Semester of Graduation

May 2023


Master of Biological Science (MBioSci)



Document Type

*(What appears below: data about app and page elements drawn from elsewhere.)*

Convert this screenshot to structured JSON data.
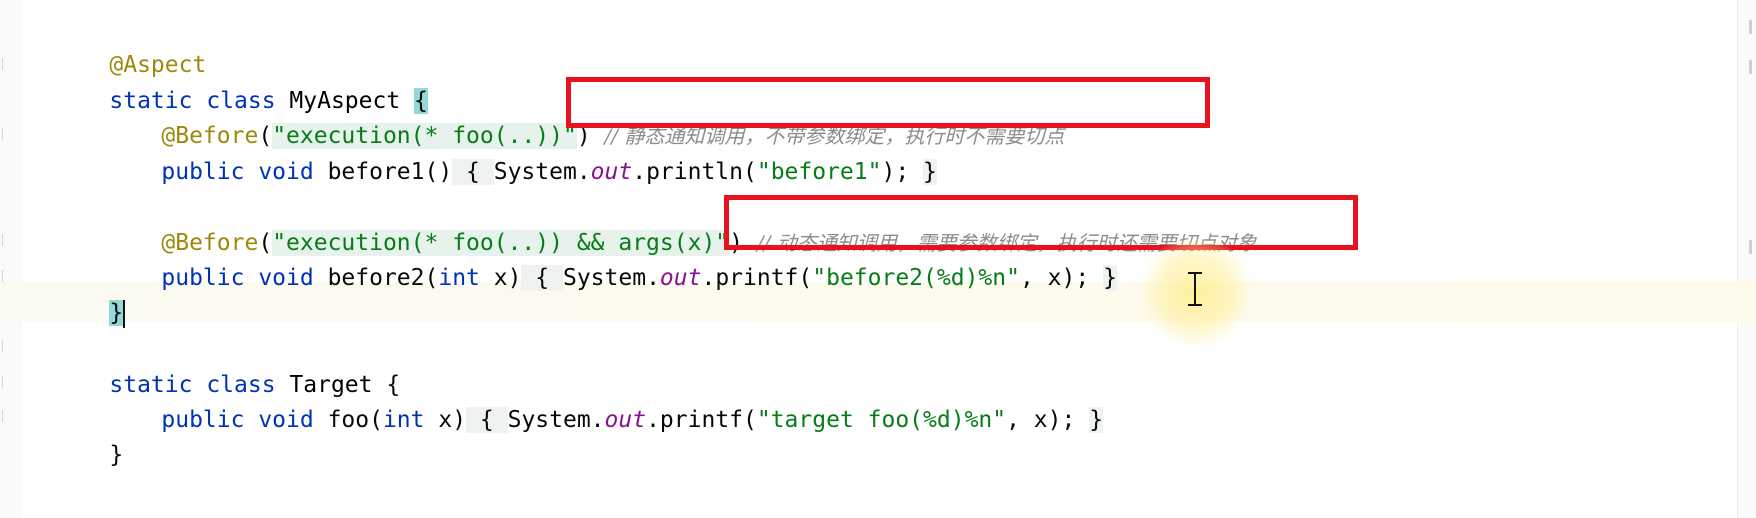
{
  "code": {
    "l1": {
      "annotation": "@Aspect"
    },
    "l2": {
      "kw": "static class ",
      "name": "MyAspect ",
      "brace": "{"
    },
    "l3": {
      "annotation": "@Before",
      "open": "(",
      "str": "\"execution(* foo(..))\"",
      "close": ")",
      "comment": "// 静态通知调用，不带参数绑定，执行时不需要切点"
    },
    "l4": {
      "kw": "public void ",
      "name": "before1()",
      "body_open": " { ",
      "sys": "System.",
      "field": "out",
      "call": ".println(",
      "str": "\"before1\"",
      "end": "); ",
      "body_close": "}"
    },
    "l6": {
      "annotation": "@Before",
      "open": "(",
      "str": "\"execution(* foo(..)) && args(x)\"",
      "close": ")",
      "comment": "// 动态通知调用，需要参数绑定，执行时还需要切点对象"
    },
    "l7": {
      "kw": "public void ",
      "name": "before2(",
      "param_kw": "int",
      "param": " x)",
      "body_open": " { ",
      "sys": "System.",
      "field": "out",
      "call": ".printf(",
      "str": "\"before2(%d)%n\"",
      "end": ", x); ",
      "body_close": "}"
    },
    "l8": {
      "brace": "}"
    },
    "l10": {
      "kw": "static class ",
      "name": "Target ",
      "brace": "{"
    },
    "l11": {
      "kw": "public void ",
      "name": "foo(",
      "param_kw": "int",
      "param": " x)",
      "body_open": " { ",
      "sys": "System.",
      "field": "out",
      "call": ".printf(",
      "str": "\"target foo(%d)%n\"",
      "end": ", x); ",
      "body_close": "}"
    },
    "l12": {
      "brace": "}"
    }
  },
  "colors": {
    "annotation": "#9e880d",
    "keyword": "#0033b3",
    "string": "#067d17",
    "field": "#871094",
    "comment": "#8c8c8c",
    "highlight_box": "#e8121e"
  }
}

Photosynthesis serves as the primary process for plants to synthesize ATP and sugar molecules, however, this reaction requires many cofactors such as heme, plastoquinone, and iron-sulfur clusters to assist in energy gathering and electron transfer steps. Many of these require trace metals, such as iron, to cross across the chloroplast membranes and be incorporated into proteins and other organic molecules to form useable cofactors. The light-independent reactions of photosynthesis are also inefficient, with up to 25% of the photosynthetic energy wasted to metabolize the toxic waste product glycolate. The cellular logistics of both photorespiration and iron transport have been studied, but the transport proteins responsible for moving the reactions and products in and out of the chloroplast are not fully characterized. Although significant transporters such as permease in chloroplast 1 (PIC1), responsible for transporting iron, and plastidic glycolate glycerate transporter (PLGG1), responsible for transporting glycerate and glycolate in the chloroplast are well studied, other auxiliary transporters may still play a role in transporting molecules in and out of the chloroplast. This thesis attempts to understand the role of a poorly understood transporter, mitoferrin-like transporter (MFL1), in Arabidopsis thaliana within the chloroplast using three approaches: bioinformatics to predict its likely function; Golden Gate cloning to construct plasmids into both wild type A. thaliana and MFL1 deficient A. thaliana to observe the physiological effect under high, ambient, and low CO2 conditions; and expressing the gene mfl1 into Saccharomyces cerevisiae to determine its growth rate in conditions lacking iron and conditions lacking fermentable sugars. Experimental results suggest that MFL1 may play a role in transporting the molecule S-adenosyl methionine into the chloroplast. This study may provide insight into vi discovering more transport proteins responsible for shuttling molecules in and out of the chloroplast to maintain the complex machinery for photosynthesis.



Committee Chair

Naohiro Kato